Black History Facts

In 1897, Andrew Jackson Beard invented the Jenny Coupler, a device linking train cars together through a bumping process. The Coupler was a boon to the welfare of many railroad workers, who originally had the dangerous job of hooking moving cars together by hand.

Black Americans have been making contributions to America from the start, but like countless other Americans whose achievements have altered and enriched our lives, these Black Americans remain unknown. It's important, though, to point out their contributions because too often people don't realize that Black Americans have been making contributions to our country from its inception. In many cases, what they accomplished they managed to do against all odds, in spite of overwhelming obstacles. These people are an inspiration to everyone who finds him or herself in circumstances that seem impossible to overcome.


Saturday, February 1, 2014

Linda's Write Spot: A Little Humor

Linda's Write Spot: A Little Humor: Just a little humor to lighten your day. Lots of you may have read this at some time but it's cute and I'm sharing it.   ...

A Little Humor

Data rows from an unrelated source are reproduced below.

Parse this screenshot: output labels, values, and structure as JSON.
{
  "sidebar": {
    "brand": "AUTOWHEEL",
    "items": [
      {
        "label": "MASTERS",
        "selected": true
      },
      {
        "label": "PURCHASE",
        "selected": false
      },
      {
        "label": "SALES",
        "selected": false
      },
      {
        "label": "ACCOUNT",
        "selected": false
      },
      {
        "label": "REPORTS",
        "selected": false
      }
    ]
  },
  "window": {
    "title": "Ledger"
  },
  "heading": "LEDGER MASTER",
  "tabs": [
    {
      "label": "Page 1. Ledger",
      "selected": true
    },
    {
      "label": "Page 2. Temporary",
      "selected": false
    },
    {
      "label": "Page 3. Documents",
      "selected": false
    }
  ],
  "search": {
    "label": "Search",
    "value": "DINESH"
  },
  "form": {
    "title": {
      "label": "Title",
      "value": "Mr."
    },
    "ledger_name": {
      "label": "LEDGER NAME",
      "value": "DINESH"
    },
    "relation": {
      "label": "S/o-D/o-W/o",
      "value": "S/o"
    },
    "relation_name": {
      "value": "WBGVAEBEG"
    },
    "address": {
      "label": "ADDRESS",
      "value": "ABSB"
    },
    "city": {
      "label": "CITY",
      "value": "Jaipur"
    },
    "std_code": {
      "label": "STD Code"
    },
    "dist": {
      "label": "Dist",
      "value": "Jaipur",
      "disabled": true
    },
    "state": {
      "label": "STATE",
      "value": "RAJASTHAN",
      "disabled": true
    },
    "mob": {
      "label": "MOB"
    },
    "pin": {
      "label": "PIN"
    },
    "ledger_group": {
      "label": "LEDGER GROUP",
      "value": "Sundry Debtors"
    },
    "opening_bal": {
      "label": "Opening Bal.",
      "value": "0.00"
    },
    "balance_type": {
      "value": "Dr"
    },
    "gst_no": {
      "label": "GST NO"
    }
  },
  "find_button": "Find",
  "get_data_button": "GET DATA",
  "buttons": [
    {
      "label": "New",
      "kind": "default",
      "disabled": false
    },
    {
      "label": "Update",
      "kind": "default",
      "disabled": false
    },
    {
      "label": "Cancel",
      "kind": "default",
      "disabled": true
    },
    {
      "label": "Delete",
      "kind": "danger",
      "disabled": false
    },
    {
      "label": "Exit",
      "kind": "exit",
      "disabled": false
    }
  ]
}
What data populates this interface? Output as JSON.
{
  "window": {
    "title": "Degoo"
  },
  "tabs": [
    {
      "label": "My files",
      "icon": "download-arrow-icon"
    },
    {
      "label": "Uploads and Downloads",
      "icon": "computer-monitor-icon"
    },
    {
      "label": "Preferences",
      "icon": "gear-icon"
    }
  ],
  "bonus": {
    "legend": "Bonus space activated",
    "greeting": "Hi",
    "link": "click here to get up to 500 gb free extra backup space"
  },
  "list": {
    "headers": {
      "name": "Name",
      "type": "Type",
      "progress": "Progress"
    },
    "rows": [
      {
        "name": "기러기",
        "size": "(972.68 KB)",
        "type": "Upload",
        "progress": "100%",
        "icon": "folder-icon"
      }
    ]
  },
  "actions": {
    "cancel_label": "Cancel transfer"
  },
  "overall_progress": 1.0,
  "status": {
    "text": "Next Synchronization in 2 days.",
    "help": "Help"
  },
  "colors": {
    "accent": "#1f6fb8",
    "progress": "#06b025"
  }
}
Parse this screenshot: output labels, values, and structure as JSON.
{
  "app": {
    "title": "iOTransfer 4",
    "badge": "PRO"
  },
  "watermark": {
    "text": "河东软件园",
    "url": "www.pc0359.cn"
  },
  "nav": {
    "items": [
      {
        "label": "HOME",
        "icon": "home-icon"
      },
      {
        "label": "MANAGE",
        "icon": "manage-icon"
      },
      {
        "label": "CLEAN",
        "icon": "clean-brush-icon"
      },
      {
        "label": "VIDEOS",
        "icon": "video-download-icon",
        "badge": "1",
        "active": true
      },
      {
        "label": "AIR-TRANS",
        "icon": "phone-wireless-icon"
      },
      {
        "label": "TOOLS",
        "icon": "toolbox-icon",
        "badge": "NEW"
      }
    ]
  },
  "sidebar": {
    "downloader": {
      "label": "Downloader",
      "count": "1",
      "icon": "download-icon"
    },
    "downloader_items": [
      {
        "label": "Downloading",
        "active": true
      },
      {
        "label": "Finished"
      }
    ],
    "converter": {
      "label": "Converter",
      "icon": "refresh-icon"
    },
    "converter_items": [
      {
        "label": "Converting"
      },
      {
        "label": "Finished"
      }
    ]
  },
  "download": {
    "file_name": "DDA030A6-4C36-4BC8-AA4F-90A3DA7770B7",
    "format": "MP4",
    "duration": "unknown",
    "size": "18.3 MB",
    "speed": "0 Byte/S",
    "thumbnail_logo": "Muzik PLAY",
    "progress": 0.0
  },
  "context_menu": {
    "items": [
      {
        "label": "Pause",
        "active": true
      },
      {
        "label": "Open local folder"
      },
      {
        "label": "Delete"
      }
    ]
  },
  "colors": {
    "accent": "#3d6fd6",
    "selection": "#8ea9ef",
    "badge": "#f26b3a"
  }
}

Just a little humor to lighten your day. Lots of you may have read this at some time but it's cute and I'm sharing it.

 
"RETARDED" GRANDPARENTS
 
 
Written by a  third grader , on what his grandparents do.
 
After Christmas , a teacher asked her young pupils how they spent their holiday away from school. One child wrote the following:
 
We always used to spend the holidays with Grandma and Grandpa. They used to live in a big brick house , but Grandpa got retarded and they moved to Florida . Now they live in a tin box that has wheels, but its strapped to the ground. They ride around on their bicycles , and wear name tags , because they don't know who they are anymore.
 
They go to a building called a wreck center, but they must have got it fixed because it is all okay now, they do exercises there , but they don't do them very well. There is a swimming pool too, but they all just jump up and down in it with hats on. At their gate, there is a doll house with a little old man sitting in it. He watches all day so nobody can escape.
 
Sometimes they sneak out, and go cruising in their golf carts. Nobody there cooks, they just eat out. And, they eat the same thing every night - early birds. Some of the people can't get out past the man in the doll house. The ones who do get out, bring food back to the wrecked center for pot luck.
 
My Grandma says that Grandpa worked all his life to earn his retardment and , says I should work hard so I can be retarded someday too. When I earn my retardment, I want to be the man in the doll house. Then I will let people out, so they can visit their grandchildren.
 
PRICELESS